  • The fragmented and uncoordinated oversight of SOEs by multiple Government organizations;
  • The lack of a clearly defined ownership framework;
  • Poor governance practices at the SOE level; and
  • The obsolete enabling Act, and capacity constraints of the defunct State Enterprises Commission (SEC) which have not facilitated effective oversight of Government investments.

From these findings, it was recommended that Government should streamline and centralize oversight and management of SOEs as a means to improve their governance and performance. Similar corporate governance reviews carried out on selected financial and economic regulators also recommended that Government develops and implements a formal accountability framework and strengthen corporate governance in these state entities particularly in the areas of transparency and accountability.

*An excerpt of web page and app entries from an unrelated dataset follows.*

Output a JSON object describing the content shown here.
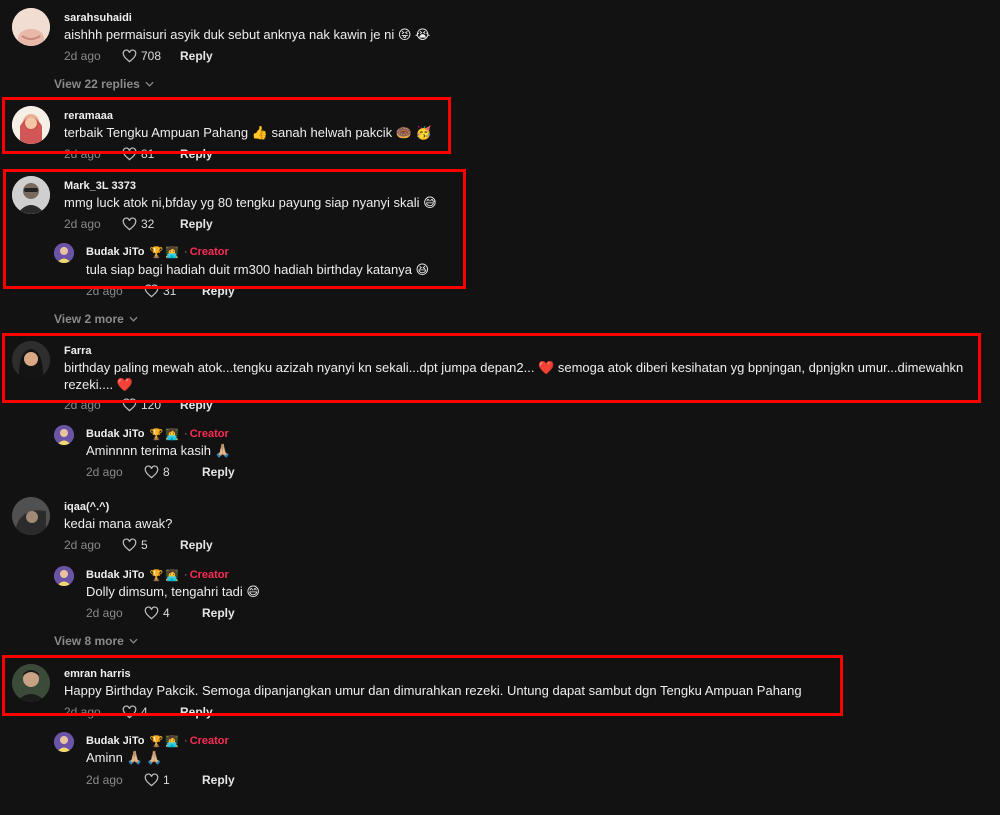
{
  "comments": [
    {
      "username": "sarahsuhaidi",
      "text": "aishhh permaisuri asyik duk sebut anknya nak kawin je ni 😝 😭",
      "date": "2d ago",
      "likes": "708",
      "reply": "Reply",
      "view_more": "View 22 replies"
    },
    {
      "username": "reramaaa",
      "text": "terbaik Tengku Ampuan Pahang 👍 sanah helwah pakcik 🍩 🥳",
      "date": "2d ago",
      "likes": "81",
      "reply": "Reply"
    },
    {
      "username": "Mark_3L 3373",
      "text": "mmg luck atok ni,bfday yg 80 tengku payung siap nyanyi skali 😅",
      "date": "2d ago",
      "likes": "32",
      "reply": "Reply",
      "creator_reply": {
        "username": "Budak JiTo",
        "creator_label": "Creator",
        "text": "tula siap bagi hadiah duit rm300 hadiah birthday katanya 😆",
        "date": "2d ago",
        "likes": "31",
        "reply": "Reply"
      },
      "view_more": "View 2 more"
    },
    {
      "username": "Farra",
      "text": "birthday paling mewah atok...tengku azizah nyanyi kn sekali...dpt jumpa depan2... ❤️ semoga atok diberi kesihatan yg bpnjngan, dpnjgkn umur...dimewahkn rezeki.... ❤️",
      "date": "2d ago",
      "likes": "120",
      "reply": "Reply",
      "creator_reply": {
        "username": "Budak JiTo",
        "creator_label": "Creator",
        "text": "Aminnnn terima kasih 🙏🏼",
        "date": "2d ago",
        "likes": "8",
        "reply": "Reply"
      }
    },
    {
      "username": "iqaa(^.^)",
      "text": "kedai mana awak?",
      "date": "2d ago",
      "likes": "5",
      "reply": "Reply",
      "creator_reply": {
        "username": "Budak JiTo",
        "creator_label": "Creator",
        "text": "Dolly dimsum, tengahri tadi 😄",
        "date": "2d ago",
        "likes": "4",
        "reply": "Reply"
      },
      "view_more": "View 8 more"
    },
    {
      "username": "emran harris",
      "text": "Happy Birthday Pakcik. Semoga dipanjangkan umur dan dimurahkan rezeki. Untung dapat sambut dgn Tengku Ampuan Pahang",
      "date": "2d ago",
      "likes": "4",
      "reply": "Reply",
      "creator_reply": {
        "username": "Budak JiTo",
        "creator_label": "Creator",
        "text": "Aminn 🙏🏼 🙏🏼",
        "date": "2d ago",
        "likes": "1",
        "reply": "Reply"
      }
    }
  ],
  "colors": {
    "background": "#121212",
    "highlight_box": "#ff0000",
    "creator_label": "#fe2c55"
  },
  "icons": {
    "like": "heart-outline-icon",
    "expand": "chevron-down-icon"
  }
}
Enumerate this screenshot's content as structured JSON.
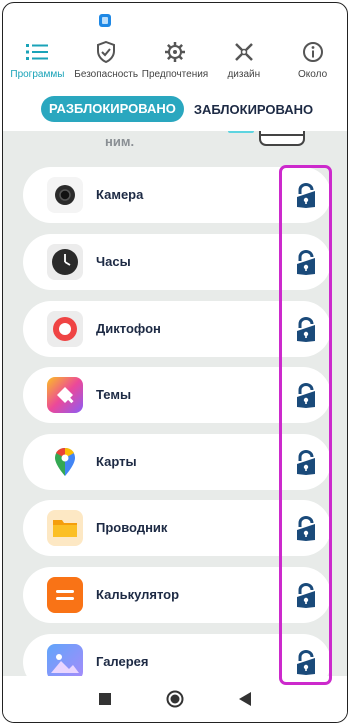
{
  "tabs": [
    {
      "label": "Программы",
      "icon": "list-icon",
      "active": true
    },
    {
      "label": "Безопасность",
      "icon": "shield-check-icon",
      "active": false
    },
    {
      "label": "Предпочтения",
      "icon": "gear-icon",
      "active": false
    },
    {
      "label": "дизайн",
      "icon": "brush-icon",
      "active": false
    },
    {
      "label": "Около",
      "icon": "info-icon",
      "active": false
    }
  ],
  "segment": {
    "unlocked": "РАЗБЛОКИРОВАНО",
    "locked": "ЗАБЛОКИРОВАНО"
  },
  "partial_text": "ним.",
  "apps": [
    {
      "name": "Камера",
      "icon": "camera-icon"
    },
    {
      "name": "Часы",
      "icon": "clock-icon"
    },
    {
      "name": "Диктофон",
      "icon": "recorder-icon"
    },
    {
      "name": "Темы",
      "icon": "themes-icon"
    },
    {
      "name": "Карты",
      "icon": "maps-icon"
    },
    {
      "name": "Проводник",
      "icon": "folder-icon"
    },
    {
      "name": "Калькулятор",
      "icon": "calculator-icon"
    },
    {
      "name": "Галерея",
      "icon": "gallery-icon"
    }
  ],
  "colors": {
    "accent": "#2aa7bf",
    "lock": "#1a4a7a",
    "highlight": "#cc29cc",
    "text": "#1d2a44"
  }
}
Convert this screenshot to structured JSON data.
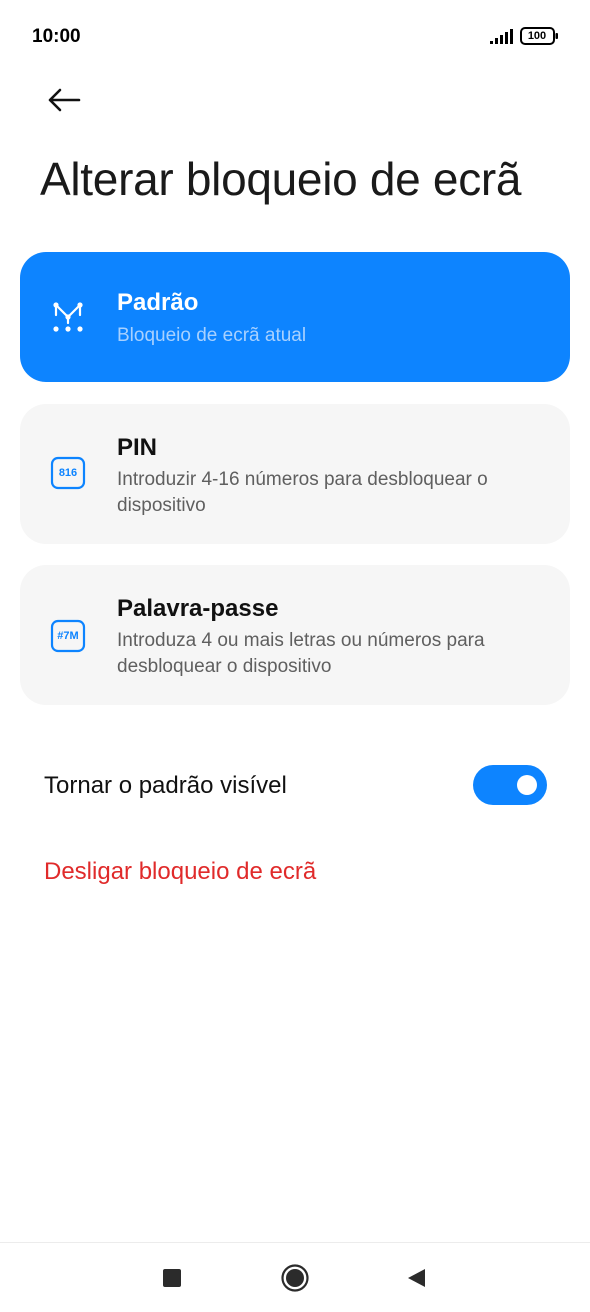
{
  "status_bar": {
    "time": "10:00",
    "battery": "100",
    "icons": [
      "signal-icon",
      "battery-icon"
    ]
  },
  "header": {
    "back_icon": "arrow-left-icon",
    "title": "Alterar bloqueio de ecrã"
  },
  "options": [
    {
      "title": "Padrão",
      "description": "Bloqueio de ecrã atual",
      "icon": "pattern-icon",
      "selected": true
    },
    {
      "title": "PIN",
      "description": "Introduzir 4-16 números para desbloquear o dispositivo",
      "icon": "pin-icon",
      "icon_text": "816",
      "selected": false
    },
    {
      "title": "Palavra-passe",
      "description": "Introduza 4 ou mais letras ou números para desbloquear o dispositivo",
      "icon": "password-icon",
      "icon_text": "#7M",
      "selected": false
    }
  ],
  "visible_pattern": {
    "label": "Tornar o padrão visível",
    "enabled": true
  },
  "turn_off": {
    "label": "Desligar bloqueio de ecrã"
  },
  "nav_bar": {
    "icons": [
      "recents-square-icon",
      "home-circle-icon",
      "back-triangle-icon"
    ]
  },
  "colors": {
    "accent": "#0d84ff",
    "selected_subtitle": "#a8d1ff",
    "card_background": "#f6f6f6",
    "danger": "#e02a2a"
  }
}
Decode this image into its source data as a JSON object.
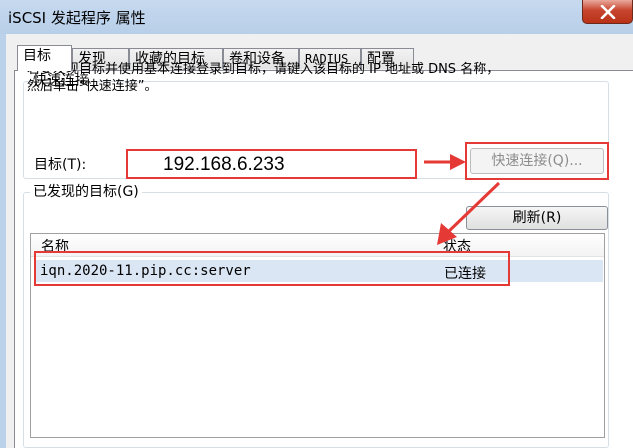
{
  "window": {
    "title": "iSCSI 发起程序 属性"
  },
  "tabs": [
    {
      "label": "目标",
      "active": true
    },
    {
      "label": "发现"
    },
    {
      "label": "收藏的目标"
    },
    {
      "label": "卷和设备"
    },
    {
      "label": "RADIUS"
    },
    {
      "label": "配置"
    }
  ],
  "quick_connect": {
    "group_label": "快速连接",
    "description_line1": "若要发现目标并使用基本连接登录到目标，请键入该目标的 IP 地址或 DNS 名称，",
    "description_line2": "然后单击“快速连接”。",
    "target_label": "目标(T):",
    "target_value": "192.168.6.233",
    "button_label": "快速连接(Q)..."
  },
  "discovered": {
    "group_label": "已发现的目标(G)",
    "refresh_label": "刷新(R)",
    "columns": [
      "名称",
      "状态"
    ],
    "rows": [
      {
        "name": "iqn.2020-11.pip.cc:server",
        "status": "已连接"
      }
    ]
  },
  "colors": {
    "highlight": "#e53935",
    "selected_row": "#dbe6f4"
  }
}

Based on the recommendations of the Corporate Governance Assessments, the Government in its 2017 Budget and Economic Policy Statement, committed to establish a Single Entity to oversee the various SOEs. A Task Force was then set up and tasked to develop the concept of the Single Entity, which was approved by the Economic Management Team (EMT) in October 2017.

Consequently, the team, led by the Ministry of Finance, developed a draft bill for the establishment of the Single Entity.

Parliament passed the Bill into Law (Act 990) in April 2019 and the President of the Republic assented to it in June 2019 which gave birth to what is now the State Interests and Governance Authority (SIGA), and  this was launched by the President on the 19th of August, 2019.

The SIGA Law came with a lot of expectations from all walks of life to comprehensively deal with both its internal constraints and the challenges of the entities under its umbrella in order to ensure the success of the sector. These expectations were succinctly captured by the President during the launch as can be found below:

“SIGA is a new institution and my expectation is that you would help develop a new culture, and should not be bounded by the old culture and practices of its predecessors. It is a general agreement that these old institutions did not work in the interest of our people and our country, and that is the reason why a new authority has been brought into being. So, the attitude must be new king, new law; a new authority, a new culture; a culture of accountable governance and of respecting the norms; sensibilities and practice of good corporate governance not only amongst yourself but also the institutions that report to you.”His Excellency Nana Addo-Dankwah Akufo-Addo.

SIGA seeks to facilitate performance management in SOEs and other prescribed bodies, within the framework of Government policy, to ensure that they operate efficiently, effectively and profitably thereby contributing towards the socio-economic development of Ghana.